Topology, which is a branch of mathematics, is rising as a universal notion in physics, from condensed matter physics to classical wave systems. Topology has been received particularly warmly in photonics and has spawned a new field called topological photonics. Over the past decade, topological photonics has undergone surprisingly rapid development. Researchers in topological photonics have realized physical phenomena that have only been predicted so far in other fields and have even discovered new phenomena for the first time ever.
In a new review article published in Light: Science & Applications, a team of scientists, led by Professor Junsuk Rho from POSTECH, South Korea have reviewed the recent progress of topological photonics. In the review article, they focus on three-dimensional photonic topological phases and the latest findings that have yet to be reviewed. Starting by emphasizing the importance the implementation of topology in photonics, they provide the general concepts of topological band theory and two-dimensional phases and introduce the numerous approaches to realizing 3D photonic topological phases using photonic crystals and metamaterials. The recently emerging fields including, but not limited to, layer pseudospin, Weyl degeneracies with nonzero dimension, Maxwellian spin waves, and higher-order topological photonics are all reviewed. Finally, their perspectives of the outlook of topological photonics are given.
The team describe the power of topology as:
"A physical phenomenon that is characterized by topology is not affected by any continuous deformation. Then light can flow through a topological device by even if there are defects or impurities."
"The merger of topology and photonics is mutually beneficial to each other. Photonics serves as a concrete platform to test and realize theories of topological physics, and topology enables robust control of electromagnetic waves even in imperfect devices. The advances in topological photonics may realize some fascinating applications that have been impossible in conventional photonics such as lossless waveguides." They added.
"As in the past decade, the advances of topological photonics will continue.

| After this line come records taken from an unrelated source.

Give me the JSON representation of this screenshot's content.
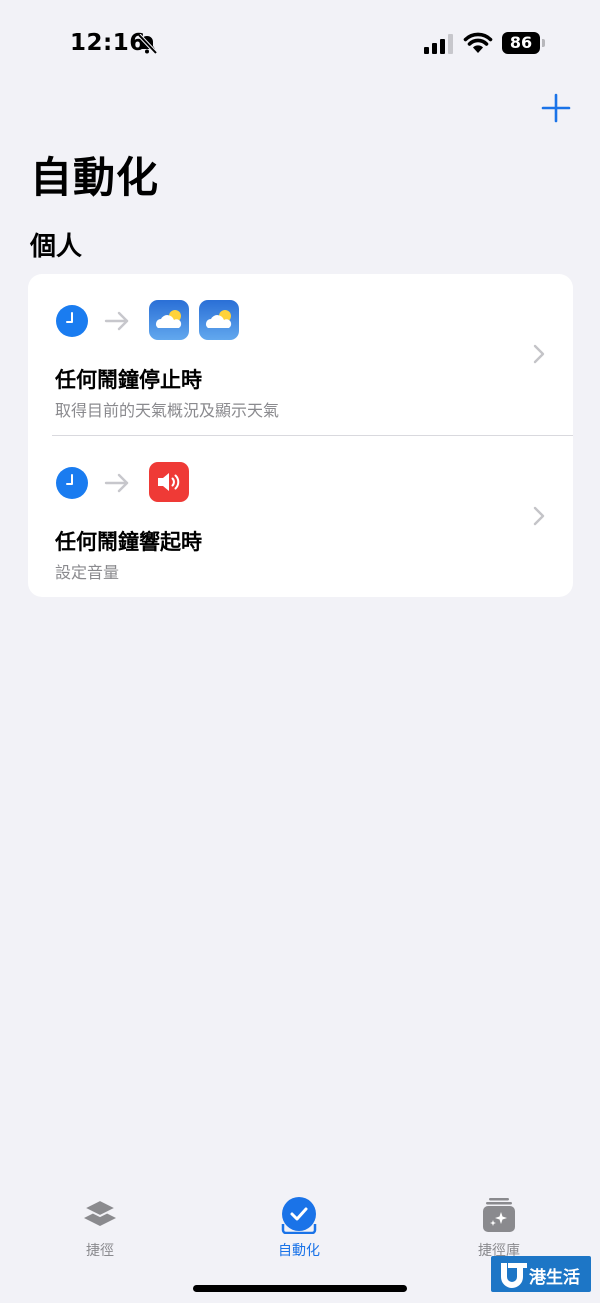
{
  "status_bar": {
    "time": "12:16",
    "battery": "86"
  },
  "header": {
    "title": "自動化",
    "add_icon": "plus-icon"
  },
  "section": {
    "title": "個人"
  },
  "automations": [
    {
      "title": "任何鬧鐘停止時",
      "subtitle": "取得目前的天氣概況及顯示天氣",
      "trigger_icon": "clock-icon",
      "action_icons": [
        "weather-app-icon",
        "weather-app-icon"
      ]
    },
    {
      "title": "任何鬧鐘響起時",
      "subtitle": "設定音量",
      "trigger_icon": "clock-icon",
      "action_icons": [
        "volume-app-icon"
      ]
    }
  ],
  "tabs": [
    {
      "label": "捷徑",
      "icon": "layers-icon",
      "active": false
    },
    {
      "label": "自動化",
      "icon": "checkmark-circle-icon",
      "active": true
    },
    {
      "label": "捷徑庫",
      "icon": "gallery-sparkle-icon",
      "active": false
    }
  ],
  "watermark": {
    "text": "港生活"
  },
  "colors": {
    "accent": "#1a73e8",
    "background": "#f2f2f7",
    "card": "#ffffff",
    "secondary_text": "#8a8a8e",
    "volume_red": "#ef3a36"
  }
}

The scope of the topological photonics is diversifying, covering nonlinearity, non-Hermiticity, and higher-dimensions and will be further broadened by being combined with interdisciplinary fields." The scientists forecast.